▶ _THE PROBLEM_
Your task is to set down the records below again, exactly.

▶ _DATASET ENTRIES_

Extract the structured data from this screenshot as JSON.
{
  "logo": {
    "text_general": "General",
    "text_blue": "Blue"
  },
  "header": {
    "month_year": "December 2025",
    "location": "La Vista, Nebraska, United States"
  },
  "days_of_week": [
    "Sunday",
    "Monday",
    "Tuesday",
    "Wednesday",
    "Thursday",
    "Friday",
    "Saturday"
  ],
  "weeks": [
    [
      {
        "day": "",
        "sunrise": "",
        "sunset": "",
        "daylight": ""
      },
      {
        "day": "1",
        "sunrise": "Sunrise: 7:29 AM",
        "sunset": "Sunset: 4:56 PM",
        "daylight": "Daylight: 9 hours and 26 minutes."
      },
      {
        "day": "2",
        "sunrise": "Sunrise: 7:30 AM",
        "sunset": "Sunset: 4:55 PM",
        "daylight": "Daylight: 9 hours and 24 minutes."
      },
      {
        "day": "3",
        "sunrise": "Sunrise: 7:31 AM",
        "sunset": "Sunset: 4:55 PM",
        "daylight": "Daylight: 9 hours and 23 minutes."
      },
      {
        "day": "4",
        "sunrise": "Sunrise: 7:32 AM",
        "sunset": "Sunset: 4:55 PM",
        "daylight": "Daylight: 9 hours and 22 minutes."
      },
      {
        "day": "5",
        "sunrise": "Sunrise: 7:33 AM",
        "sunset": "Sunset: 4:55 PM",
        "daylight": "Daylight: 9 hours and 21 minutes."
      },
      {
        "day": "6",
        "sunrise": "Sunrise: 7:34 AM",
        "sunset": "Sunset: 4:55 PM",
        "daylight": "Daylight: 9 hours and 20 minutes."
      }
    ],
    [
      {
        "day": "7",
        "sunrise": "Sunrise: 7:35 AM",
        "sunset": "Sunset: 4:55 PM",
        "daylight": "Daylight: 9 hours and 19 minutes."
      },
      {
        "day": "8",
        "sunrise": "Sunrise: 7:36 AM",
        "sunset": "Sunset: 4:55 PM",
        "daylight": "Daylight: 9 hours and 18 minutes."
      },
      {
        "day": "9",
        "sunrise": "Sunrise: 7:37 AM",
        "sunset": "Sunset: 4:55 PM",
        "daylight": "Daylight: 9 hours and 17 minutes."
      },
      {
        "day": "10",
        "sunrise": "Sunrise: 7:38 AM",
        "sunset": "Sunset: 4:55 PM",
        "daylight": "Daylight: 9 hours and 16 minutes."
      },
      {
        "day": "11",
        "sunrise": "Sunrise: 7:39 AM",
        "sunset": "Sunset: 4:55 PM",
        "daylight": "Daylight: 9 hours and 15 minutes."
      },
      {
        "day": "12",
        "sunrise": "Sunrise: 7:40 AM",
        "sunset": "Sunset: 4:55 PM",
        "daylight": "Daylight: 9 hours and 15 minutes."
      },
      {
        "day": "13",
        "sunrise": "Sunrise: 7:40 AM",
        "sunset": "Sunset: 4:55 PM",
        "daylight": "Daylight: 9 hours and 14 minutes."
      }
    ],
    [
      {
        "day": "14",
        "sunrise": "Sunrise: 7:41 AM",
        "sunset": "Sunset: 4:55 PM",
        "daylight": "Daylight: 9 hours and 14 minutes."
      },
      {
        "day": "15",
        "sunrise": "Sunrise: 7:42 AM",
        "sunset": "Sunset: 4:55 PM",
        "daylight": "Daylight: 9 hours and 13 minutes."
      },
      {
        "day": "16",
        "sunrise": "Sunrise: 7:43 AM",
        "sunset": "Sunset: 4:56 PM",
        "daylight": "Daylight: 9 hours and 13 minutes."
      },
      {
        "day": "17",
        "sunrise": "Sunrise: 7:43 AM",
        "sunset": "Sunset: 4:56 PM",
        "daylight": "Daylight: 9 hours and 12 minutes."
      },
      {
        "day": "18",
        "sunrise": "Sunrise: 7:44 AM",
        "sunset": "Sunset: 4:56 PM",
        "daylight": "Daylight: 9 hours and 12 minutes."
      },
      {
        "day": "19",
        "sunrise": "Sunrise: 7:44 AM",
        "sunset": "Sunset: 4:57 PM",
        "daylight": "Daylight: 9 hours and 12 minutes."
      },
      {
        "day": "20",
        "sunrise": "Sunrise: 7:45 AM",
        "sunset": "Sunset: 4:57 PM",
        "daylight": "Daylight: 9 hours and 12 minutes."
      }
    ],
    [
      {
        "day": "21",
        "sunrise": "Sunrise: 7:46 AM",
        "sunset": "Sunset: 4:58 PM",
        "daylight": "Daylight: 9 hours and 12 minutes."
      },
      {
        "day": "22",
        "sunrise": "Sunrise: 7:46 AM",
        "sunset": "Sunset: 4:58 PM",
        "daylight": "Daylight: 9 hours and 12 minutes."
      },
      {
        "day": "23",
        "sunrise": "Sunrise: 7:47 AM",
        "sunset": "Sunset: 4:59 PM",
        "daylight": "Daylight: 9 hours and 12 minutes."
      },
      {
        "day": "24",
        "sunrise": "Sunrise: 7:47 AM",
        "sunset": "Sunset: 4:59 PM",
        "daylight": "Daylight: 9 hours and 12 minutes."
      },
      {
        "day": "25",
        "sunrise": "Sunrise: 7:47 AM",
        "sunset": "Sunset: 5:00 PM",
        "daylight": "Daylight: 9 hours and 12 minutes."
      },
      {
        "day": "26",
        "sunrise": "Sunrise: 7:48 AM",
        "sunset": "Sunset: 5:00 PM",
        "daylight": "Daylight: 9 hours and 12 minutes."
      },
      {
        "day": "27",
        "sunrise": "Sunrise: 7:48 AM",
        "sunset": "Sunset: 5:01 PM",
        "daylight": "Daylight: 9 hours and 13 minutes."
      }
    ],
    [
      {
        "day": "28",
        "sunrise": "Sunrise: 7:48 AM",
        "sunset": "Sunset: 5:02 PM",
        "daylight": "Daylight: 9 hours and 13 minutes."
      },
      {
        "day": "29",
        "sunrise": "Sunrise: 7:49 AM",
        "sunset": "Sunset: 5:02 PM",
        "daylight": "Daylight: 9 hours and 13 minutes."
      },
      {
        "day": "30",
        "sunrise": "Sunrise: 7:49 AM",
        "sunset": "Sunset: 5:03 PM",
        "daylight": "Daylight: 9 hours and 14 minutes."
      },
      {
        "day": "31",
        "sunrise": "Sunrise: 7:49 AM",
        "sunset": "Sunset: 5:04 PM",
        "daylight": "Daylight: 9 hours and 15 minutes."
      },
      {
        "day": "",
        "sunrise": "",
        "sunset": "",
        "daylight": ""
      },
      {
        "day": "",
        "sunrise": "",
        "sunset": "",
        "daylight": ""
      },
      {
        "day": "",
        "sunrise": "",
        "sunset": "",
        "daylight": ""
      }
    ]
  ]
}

▶ _TASK RESPONSE_
Extract the structured data from this screenshot as JSON.
{
  "logo": {
    "text_general": "General",
    "text_blue": "Blue"
  },
  "header": {
    "month_year": "December 2025",
    "location": "La Vista, Nebraska, United States"
  },
  "days_of_week": [
    "Sunday",
    "Monday",
    "Tuesday",
    "Wednesday",
    "Thursday",
    "Friday",
    "Saturday"
  ],
  "weeks": [
    [
      {
        "day": "",
        "sunrise": "",
        "sunset": "",
        "daylight": ""
      },
      {
        "day": "1",
        "sunrise": "Sunrise: 7:29 AM",
        "sunset": "Sunset: 4:56 PM",
        "daylight": "Daylight: 9 hours and 26 minutes."
      },
      {
        "day": "2",
        "sunrise": "Sunrise: 7:30 AM",
        "sunset": "Sunset: 4:55 PM",
        "daylight": "Daylight: 9 hours and 24 minutes."
      },
      {
        "day": "3",
        "sunrise": "Sunrise: 7:31 AM",
        "sunset": "Sunset: 4:55 PM",
        "daylight": "Daylight: 9 hours and 23 minutes."
      },
      {
        "day": "4",
        "sunrise": "Sunrise: 7:32 AM",
        "sunset": "Sunset: 4:55 PM",
        "daylight": "Daylight: 9 hours and 22 minutes."
      },
      {
        "day": "5",
        "sunrise": "Sunrise: 7:33 AM",
        "sunset": "Sunset: 4:55 PM",
        "daylight": "Daylight: 9 hours and 21 minutes."
      },
      {
        "day": "6",
        "sunrise": "Sunrise: 7:34 AM",
        "sunset": "Sunset: 4:55 PM",
        "daylight": "Daylight: 9 hours and 20 minutes."
      }
    ],
    [
      {
        "day": "7",
        "sunrise": "Sunrise: 7:35 AM",
        "sunset": "Sunset: 4:55 PM",
        "daylight": "Daylight: 9 hours and 19 minutes."
      },
      {
        "day": "8",
        "sunrise": "Sunrise: 7:36 AM",
        "sunset": "Sunset: 4:55 PM",
        "daylight": "Daylight: 9 hours and 18 minutes."
      },
      {
        "day": "9",
        "sunrise": "Sunrise: 7:37 AM",
        "sunset": "Sunset: 4:55 PM",
        "daylight": "Daylight: 9 hours and 17 minutes."
      },
      {
        "day": "10",
        "sunrise": "Sunrise: 7:38 AM",
        "sunset": "Sunset: 4:55 PM",
        "daylight": "Daylight: 9 hours and 16 minutes."
      },
      {
        "day": "11",
        "sunrise": "Sunrise: 7:39 AM",
        "sunset": "Sunset: 4:55 PM",
        "daylight": "Daylight: 9 hours and 15 minutes."
      },
      {
        "day": "12",
        "sunrise": "Sunrise: 7:40 AM",
        "sunset": "Sunset: 4:55 PM",
        "daylight": "Daylight: 9 hours and 15 minutes."
      },
      {
        "day": "13",
        "sunrise": "Sunrise: 7:40 AM",
        "sunset": "Sunset: 4:55 PM",
        "daylight": "Daylight: 9 hours and 14 minutes."
      }
    ],
    [
      {
        "day": "14",
        "sunrise": "Sunrise: 7:41 AM",
        "sunset": "Sunset: 4:55 PM",
        "daylight": "Daylight: 9 hours and 14 minutes."
      },
      {
        "day": "15",
        "sunrise": "Sunrise: 7:42 AM",
        "sunset": "Sunset: 4:55 PM",
        "daylight": "Daylight: 9 hours and 13 minutes."
      },
      {
        "day": "16",
        "sunrise": "Sunrise: 7:43 AM",
        "sunset": "Sunset: 4:56 PM",
        "daylight": "Daylight: 9 hours and 13 minutes."
      },
      {
        "day": "17",
        "sunrise": "Sunrise: 7:43 AM",
        "sunset": "Sunset: 4:56 PM",
        "daylight": "Daylight: 9 hours and 12 minutes."
      },
      {
        "day": "18",
        "sunrise": "Sunrise: 7:44 AM",
        "sunset": "Sunset: 4:56 PM",
        "daylight": "Daylight: 9 hours and 12 minutes."
      },
      {
        "day": "19",
        "sunrise": "Sunrise: 7:44 AM",
        "sunset": "Sunset: 4:57 PM",
        "daylight": "Daylight: 9 hours and 12 minutes."
      },
      {
        "day": "20",
        "sunrise": "Sunrise: 7:45 AM",
        "sunset": "Sunset: 4:57 PM",
        "daylight": "Daylight: 9 hours and 12 minutes."
      }
    ],
    [
      {
        "day": "21",
        "sunrise": "Sunrise: 7:46 AM",
        "sunset": "Sunset: 4:58 PM",
        "daylight": "Daylight: 9 hours and 12 minutes."
      },
      {
        "day": "22",
        "sunrise": "Sunrise: 7:46 AM",
        "sunset": "Sunset: 4:58 PM",
        "daylight": "Daylight: 9 hours and 12 minutes."
      },
      {
        "day": "23",
        "sunrise": "Sunrise: 7:47 AM",
        "sunset": "Sunset: 4:59 PM",
        "daylight": "Daylight: 9 hours and 12 minutes."
      },
      {
        "day": "24",
        "sunrise": "Sunrise: 7:47 AM",
        "sunset": "Sunset: 4:59 PM",
        "daylight": "Daylight: 9 hours and 12 minutes."
      },
      {
        "day": "25",
        "sunrise": "Sunrise: 7:47 AM",
        "sunset": "Sunset: 5:00 PM",
        "daylight": "Daylight: 9 hours and 12 minutes."
      },
      {
        "day": "26",
        "sunrise": "Sunrise: 7:48 AM",
        "sunset": "Sunset: 5:00 PM",
        "daylight": "Daylight: 9 hours and 12 minutes."
      },
      {
        "day": "27",
        "sunrise": "Sunrise: 7:48 AM",
        "sunset": "Sunset: 5:01 PM",
        "daylight": "Daylight: 9 hours and 13 minutes."
      }
    ],
    [
      {
        "day": "28",
        "sunrise": "Sunrise: 7:48 AM",
        "sunset": "Sunset: 5:02 PM",
        "daylight": "Daylight: 9 hours and 13 minutes."
      },
      {
        "day": "29",
        "sunrise": "Sunrise: 7:49 AM",
        "sunset": "Sunset: 5:02 PM",
        "daylight": "Daylight: 9 hours and 13 minutes."
      },
      {
        "day": "30",
        "sunrise": "Sunrise: 7:49 AM",
        "sunset": "Sunset: 5:03 PM",
        "daylight": "Daylight: 9 hours and 14 minutes."
      },
      {
        "day": "31",
        "sunrise": "Sunrise: 7:49 AM",
        "sunset": "Sunset: 5:04 PM",
        "daylight": "Daylight: 9 hours and 15 minutes."
      },
      {
        "day": "",
        "sunrise": "",
        "sunset": "",
        "daylight": ""
      },
      {
        "day": "",
        "sunrise": "",
        "sunset": "",
        "daylight": ""
      },
      {
        "day": "",
        "sunrise": "",
        "sunset": "",
        "daylight": ""
      }
    ]
  ]
}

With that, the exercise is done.